Exercise prompt | Each line of the data below containing "name" needs to be listed.

Data section |
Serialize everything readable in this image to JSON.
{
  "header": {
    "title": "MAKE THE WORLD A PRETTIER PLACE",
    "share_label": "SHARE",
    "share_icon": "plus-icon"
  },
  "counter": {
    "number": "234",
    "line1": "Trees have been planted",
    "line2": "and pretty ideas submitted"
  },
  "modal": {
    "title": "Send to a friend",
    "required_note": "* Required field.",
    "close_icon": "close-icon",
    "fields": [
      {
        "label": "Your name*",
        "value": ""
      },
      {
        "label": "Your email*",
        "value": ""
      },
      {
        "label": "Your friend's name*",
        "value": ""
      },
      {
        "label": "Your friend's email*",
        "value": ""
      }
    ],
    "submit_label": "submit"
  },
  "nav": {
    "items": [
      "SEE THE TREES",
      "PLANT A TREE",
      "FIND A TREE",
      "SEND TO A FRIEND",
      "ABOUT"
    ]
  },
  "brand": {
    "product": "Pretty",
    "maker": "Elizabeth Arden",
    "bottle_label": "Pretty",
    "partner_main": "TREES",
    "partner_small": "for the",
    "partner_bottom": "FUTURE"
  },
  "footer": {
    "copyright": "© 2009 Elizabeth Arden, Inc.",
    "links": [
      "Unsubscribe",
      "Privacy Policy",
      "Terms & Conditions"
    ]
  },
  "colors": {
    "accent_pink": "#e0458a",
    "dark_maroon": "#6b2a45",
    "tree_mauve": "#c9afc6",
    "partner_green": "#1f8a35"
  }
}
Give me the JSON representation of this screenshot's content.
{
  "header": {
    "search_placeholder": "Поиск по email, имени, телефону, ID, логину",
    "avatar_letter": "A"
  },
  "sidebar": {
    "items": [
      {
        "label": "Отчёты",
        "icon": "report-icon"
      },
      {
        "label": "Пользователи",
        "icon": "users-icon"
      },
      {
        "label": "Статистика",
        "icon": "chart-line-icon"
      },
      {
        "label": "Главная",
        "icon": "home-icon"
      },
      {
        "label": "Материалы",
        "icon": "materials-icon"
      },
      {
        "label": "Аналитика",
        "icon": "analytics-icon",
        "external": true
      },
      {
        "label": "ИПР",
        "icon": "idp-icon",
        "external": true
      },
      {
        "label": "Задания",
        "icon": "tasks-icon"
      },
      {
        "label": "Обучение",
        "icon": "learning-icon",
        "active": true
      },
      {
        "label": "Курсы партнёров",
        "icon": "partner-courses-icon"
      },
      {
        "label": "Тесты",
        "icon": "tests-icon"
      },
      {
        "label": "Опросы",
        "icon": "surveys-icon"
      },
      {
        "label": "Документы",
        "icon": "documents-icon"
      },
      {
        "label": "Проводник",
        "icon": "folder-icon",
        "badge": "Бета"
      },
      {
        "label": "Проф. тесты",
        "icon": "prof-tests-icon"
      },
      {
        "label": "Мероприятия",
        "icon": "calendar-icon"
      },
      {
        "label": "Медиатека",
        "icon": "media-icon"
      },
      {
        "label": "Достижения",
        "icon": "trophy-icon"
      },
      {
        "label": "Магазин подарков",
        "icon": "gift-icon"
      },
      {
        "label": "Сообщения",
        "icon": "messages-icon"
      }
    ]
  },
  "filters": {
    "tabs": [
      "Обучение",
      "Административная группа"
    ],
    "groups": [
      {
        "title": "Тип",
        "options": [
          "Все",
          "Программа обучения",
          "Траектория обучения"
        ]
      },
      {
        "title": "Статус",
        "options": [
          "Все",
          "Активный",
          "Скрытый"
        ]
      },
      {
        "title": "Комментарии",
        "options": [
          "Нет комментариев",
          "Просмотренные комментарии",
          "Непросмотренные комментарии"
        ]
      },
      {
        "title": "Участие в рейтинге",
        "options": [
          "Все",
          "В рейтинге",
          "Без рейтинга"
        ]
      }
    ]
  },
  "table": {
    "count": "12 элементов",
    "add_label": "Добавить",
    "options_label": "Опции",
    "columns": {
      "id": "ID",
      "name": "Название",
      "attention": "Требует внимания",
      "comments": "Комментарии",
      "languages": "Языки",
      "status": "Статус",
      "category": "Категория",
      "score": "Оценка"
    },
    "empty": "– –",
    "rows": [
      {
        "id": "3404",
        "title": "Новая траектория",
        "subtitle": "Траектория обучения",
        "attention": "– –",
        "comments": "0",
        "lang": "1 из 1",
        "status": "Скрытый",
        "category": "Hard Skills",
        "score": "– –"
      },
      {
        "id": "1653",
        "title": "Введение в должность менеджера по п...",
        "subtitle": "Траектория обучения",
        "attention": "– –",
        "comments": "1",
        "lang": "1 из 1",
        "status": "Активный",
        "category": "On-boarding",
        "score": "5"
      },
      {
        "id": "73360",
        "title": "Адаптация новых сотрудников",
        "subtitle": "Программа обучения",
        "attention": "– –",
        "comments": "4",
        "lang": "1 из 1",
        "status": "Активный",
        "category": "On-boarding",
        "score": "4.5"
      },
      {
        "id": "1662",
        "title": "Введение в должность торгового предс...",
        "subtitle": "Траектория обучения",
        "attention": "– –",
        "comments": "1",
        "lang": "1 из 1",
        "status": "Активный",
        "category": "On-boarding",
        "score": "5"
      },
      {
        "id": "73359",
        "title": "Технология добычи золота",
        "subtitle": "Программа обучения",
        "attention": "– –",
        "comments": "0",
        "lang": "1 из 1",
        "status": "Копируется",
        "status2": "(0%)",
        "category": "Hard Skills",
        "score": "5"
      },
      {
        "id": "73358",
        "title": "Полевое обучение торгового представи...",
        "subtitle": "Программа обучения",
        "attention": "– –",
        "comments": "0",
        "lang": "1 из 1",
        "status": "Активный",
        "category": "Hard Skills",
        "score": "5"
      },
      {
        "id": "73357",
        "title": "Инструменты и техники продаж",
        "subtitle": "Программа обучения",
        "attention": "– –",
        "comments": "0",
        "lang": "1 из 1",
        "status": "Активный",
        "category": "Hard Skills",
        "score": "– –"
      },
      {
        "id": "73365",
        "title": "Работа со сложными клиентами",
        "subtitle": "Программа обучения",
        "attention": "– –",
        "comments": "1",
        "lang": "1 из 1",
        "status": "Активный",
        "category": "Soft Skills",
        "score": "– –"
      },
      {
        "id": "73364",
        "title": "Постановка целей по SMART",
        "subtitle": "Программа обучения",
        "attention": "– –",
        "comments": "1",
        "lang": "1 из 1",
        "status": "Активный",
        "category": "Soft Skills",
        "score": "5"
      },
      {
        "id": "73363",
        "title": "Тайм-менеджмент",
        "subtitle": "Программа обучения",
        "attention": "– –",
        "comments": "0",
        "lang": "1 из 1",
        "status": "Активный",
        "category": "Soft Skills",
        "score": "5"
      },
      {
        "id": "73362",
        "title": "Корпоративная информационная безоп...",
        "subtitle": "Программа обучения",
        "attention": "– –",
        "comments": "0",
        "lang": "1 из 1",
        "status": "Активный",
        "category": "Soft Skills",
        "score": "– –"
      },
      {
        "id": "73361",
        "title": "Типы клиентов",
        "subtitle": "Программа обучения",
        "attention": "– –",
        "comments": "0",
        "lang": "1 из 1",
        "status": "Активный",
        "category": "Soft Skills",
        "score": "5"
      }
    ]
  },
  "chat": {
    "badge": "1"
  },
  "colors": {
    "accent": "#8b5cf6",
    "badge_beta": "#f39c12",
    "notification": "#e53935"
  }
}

Response to the exercise |
        "label": "Your name*",
        "label": "Your friend's name*",
      "name": "Название",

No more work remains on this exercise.